▸ Task item:
Copy all lines below that use the word "name".

- - - - -

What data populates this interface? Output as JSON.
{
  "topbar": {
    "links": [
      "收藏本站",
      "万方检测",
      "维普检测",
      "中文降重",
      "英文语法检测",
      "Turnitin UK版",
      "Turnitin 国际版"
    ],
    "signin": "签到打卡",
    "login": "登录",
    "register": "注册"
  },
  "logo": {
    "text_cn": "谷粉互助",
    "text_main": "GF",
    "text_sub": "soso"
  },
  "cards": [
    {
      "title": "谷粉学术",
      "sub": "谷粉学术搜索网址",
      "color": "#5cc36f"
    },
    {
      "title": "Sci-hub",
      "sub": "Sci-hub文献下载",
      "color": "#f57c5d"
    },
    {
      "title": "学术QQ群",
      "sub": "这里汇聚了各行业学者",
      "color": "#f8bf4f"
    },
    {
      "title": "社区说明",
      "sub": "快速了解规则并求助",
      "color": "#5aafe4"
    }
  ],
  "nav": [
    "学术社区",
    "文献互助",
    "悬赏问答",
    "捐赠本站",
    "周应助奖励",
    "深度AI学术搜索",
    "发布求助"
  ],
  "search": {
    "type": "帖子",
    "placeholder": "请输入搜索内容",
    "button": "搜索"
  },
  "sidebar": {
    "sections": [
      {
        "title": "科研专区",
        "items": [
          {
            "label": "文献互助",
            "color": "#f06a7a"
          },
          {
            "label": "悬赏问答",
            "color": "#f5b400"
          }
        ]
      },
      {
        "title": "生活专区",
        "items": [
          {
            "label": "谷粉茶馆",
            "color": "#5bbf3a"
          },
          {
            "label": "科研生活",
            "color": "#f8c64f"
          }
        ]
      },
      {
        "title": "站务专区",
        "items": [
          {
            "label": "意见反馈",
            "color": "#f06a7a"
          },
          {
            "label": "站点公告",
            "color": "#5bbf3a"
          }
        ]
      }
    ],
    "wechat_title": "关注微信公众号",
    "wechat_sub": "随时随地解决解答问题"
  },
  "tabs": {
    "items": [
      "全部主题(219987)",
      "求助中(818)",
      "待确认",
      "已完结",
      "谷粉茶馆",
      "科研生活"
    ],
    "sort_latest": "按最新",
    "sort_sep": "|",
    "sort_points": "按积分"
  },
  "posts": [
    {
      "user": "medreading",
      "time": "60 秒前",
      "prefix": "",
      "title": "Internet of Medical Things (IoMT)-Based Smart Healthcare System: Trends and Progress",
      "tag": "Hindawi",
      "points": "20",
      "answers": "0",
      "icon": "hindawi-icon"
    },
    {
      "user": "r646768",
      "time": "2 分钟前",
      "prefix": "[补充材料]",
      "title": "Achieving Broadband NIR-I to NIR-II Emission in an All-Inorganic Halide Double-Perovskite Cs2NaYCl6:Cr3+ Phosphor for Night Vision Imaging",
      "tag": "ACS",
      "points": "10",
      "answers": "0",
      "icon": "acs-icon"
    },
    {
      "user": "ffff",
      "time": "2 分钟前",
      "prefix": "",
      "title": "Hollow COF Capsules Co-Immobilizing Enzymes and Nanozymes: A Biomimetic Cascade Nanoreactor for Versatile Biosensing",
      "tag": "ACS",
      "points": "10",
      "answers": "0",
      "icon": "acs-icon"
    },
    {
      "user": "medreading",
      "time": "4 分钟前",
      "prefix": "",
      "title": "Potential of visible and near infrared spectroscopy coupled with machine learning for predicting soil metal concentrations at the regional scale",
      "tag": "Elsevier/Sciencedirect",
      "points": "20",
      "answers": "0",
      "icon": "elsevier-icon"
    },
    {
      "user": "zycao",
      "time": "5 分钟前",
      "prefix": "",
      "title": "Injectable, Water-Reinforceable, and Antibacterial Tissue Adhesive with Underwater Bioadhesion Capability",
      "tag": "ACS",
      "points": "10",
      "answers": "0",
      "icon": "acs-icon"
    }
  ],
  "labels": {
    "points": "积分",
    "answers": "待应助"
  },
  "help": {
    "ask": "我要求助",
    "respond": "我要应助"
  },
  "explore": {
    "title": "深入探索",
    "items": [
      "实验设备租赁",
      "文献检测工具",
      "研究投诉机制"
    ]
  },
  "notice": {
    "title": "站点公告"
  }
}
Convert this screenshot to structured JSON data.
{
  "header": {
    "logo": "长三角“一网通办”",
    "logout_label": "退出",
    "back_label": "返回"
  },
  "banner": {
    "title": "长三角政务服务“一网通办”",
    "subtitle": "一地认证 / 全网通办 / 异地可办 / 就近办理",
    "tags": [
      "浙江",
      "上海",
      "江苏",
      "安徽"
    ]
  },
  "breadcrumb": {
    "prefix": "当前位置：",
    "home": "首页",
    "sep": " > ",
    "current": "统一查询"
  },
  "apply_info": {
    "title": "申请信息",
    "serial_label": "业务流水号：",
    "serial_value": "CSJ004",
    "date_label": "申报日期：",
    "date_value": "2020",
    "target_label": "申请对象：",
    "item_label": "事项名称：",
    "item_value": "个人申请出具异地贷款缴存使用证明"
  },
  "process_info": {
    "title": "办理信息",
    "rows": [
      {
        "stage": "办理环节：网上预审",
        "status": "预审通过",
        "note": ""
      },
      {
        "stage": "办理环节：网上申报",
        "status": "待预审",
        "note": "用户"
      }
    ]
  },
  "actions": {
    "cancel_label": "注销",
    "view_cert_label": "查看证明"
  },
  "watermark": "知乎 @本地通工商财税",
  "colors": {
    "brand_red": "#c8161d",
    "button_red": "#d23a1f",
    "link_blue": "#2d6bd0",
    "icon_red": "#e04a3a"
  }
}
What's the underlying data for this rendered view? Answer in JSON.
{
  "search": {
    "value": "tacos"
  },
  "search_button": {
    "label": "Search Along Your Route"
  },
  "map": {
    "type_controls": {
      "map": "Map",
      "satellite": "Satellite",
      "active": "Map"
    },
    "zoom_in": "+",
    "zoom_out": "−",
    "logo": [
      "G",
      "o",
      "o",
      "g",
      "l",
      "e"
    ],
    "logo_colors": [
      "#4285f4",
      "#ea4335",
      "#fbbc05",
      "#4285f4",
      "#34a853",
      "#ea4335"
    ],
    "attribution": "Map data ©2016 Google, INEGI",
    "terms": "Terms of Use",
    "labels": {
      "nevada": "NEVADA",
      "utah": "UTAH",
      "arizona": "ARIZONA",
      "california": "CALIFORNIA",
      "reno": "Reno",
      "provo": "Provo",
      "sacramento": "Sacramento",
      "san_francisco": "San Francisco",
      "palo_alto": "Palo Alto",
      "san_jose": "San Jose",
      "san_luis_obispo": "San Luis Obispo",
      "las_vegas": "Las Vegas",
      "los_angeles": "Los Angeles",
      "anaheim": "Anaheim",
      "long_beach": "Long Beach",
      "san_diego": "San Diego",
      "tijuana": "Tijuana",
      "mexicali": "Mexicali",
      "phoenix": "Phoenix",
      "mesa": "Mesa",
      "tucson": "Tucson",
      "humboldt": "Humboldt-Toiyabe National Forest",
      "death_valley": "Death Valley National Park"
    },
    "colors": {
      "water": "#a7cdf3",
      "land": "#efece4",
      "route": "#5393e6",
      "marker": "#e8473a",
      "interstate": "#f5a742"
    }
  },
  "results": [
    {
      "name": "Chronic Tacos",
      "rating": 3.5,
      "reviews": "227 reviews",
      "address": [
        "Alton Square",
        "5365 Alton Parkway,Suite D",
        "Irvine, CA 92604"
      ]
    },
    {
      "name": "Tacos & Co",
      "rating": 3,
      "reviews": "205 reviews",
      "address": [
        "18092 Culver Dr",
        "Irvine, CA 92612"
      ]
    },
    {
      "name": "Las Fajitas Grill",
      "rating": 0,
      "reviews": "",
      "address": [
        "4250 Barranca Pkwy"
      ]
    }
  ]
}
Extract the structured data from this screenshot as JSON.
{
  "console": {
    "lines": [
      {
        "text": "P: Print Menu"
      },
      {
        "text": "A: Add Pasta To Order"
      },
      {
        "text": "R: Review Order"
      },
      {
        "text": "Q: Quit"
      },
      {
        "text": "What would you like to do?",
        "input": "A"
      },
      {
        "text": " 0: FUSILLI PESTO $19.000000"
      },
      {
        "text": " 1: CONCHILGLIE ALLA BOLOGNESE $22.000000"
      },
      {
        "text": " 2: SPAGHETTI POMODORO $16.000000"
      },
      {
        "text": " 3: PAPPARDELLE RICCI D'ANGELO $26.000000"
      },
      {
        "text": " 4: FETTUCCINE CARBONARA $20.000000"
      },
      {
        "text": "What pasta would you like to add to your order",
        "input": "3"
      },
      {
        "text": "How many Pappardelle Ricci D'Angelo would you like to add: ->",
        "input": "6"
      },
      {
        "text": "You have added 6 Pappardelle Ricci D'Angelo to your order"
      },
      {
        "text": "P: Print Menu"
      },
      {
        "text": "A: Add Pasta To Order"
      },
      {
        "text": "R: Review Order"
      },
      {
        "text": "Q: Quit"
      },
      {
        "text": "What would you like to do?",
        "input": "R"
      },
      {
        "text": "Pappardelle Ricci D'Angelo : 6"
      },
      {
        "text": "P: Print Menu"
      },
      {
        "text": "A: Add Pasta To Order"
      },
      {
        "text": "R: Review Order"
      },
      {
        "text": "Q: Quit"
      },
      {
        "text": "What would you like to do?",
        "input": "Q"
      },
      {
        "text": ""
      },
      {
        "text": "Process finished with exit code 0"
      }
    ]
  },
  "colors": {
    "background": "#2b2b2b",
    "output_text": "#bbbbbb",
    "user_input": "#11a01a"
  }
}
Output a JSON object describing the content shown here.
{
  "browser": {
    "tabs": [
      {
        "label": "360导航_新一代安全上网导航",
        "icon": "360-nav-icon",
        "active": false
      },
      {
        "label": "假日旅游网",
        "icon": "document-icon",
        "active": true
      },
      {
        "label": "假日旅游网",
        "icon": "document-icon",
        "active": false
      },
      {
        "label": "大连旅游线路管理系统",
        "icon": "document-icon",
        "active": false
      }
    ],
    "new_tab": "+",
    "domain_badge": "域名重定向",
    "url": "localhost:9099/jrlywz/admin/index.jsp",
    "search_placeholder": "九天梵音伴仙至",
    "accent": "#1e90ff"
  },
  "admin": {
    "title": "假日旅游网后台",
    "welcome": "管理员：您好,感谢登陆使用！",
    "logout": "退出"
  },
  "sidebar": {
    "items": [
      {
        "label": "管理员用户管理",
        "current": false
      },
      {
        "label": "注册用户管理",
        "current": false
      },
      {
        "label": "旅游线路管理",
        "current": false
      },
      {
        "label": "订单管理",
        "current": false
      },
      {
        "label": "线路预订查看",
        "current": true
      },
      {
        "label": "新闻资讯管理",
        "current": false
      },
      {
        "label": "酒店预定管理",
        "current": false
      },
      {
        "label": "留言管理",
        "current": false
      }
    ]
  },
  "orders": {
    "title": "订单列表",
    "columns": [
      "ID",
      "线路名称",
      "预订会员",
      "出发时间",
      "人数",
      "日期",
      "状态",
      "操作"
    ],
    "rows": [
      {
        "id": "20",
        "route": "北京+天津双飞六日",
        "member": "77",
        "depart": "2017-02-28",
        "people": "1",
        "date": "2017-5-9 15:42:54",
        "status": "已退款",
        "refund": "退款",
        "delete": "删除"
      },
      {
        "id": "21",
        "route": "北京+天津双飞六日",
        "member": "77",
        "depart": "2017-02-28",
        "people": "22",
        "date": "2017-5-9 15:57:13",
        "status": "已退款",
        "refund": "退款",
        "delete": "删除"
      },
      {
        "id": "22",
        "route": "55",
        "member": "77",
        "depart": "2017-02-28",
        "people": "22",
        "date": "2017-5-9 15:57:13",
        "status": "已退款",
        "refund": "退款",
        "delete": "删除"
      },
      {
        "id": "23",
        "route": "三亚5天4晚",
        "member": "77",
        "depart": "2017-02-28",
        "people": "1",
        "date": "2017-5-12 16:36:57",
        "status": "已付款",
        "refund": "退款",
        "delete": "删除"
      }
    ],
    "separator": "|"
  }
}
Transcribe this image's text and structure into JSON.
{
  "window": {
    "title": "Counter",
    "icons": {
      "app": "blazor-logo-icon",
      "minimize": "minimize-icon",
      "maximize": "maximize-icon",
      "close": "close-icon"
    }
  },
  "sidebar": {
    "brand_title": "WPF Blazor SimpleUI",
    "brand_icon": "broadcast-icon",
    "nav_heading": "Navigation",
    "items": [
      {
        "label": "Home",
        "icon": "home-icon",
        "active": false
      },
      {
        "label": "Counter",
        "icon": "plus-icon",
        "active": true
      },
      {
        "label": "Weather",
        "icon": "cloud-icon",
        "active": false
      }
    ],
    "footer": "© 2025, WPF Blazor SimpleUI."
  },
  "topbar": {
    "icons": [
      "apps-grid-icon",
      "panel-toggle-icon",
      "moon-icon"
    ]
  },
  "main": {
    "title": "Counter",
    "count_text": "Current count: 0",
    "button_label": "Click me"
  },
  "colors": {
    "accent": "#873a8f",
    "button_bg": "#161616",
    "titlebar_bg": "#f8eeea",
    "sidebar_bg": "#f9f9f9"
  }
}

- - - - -

▸ Response area:
      "name": "Chronic Tacos",
      "name": "Tacos & Co",
      "name": "Las Fajitas Grill",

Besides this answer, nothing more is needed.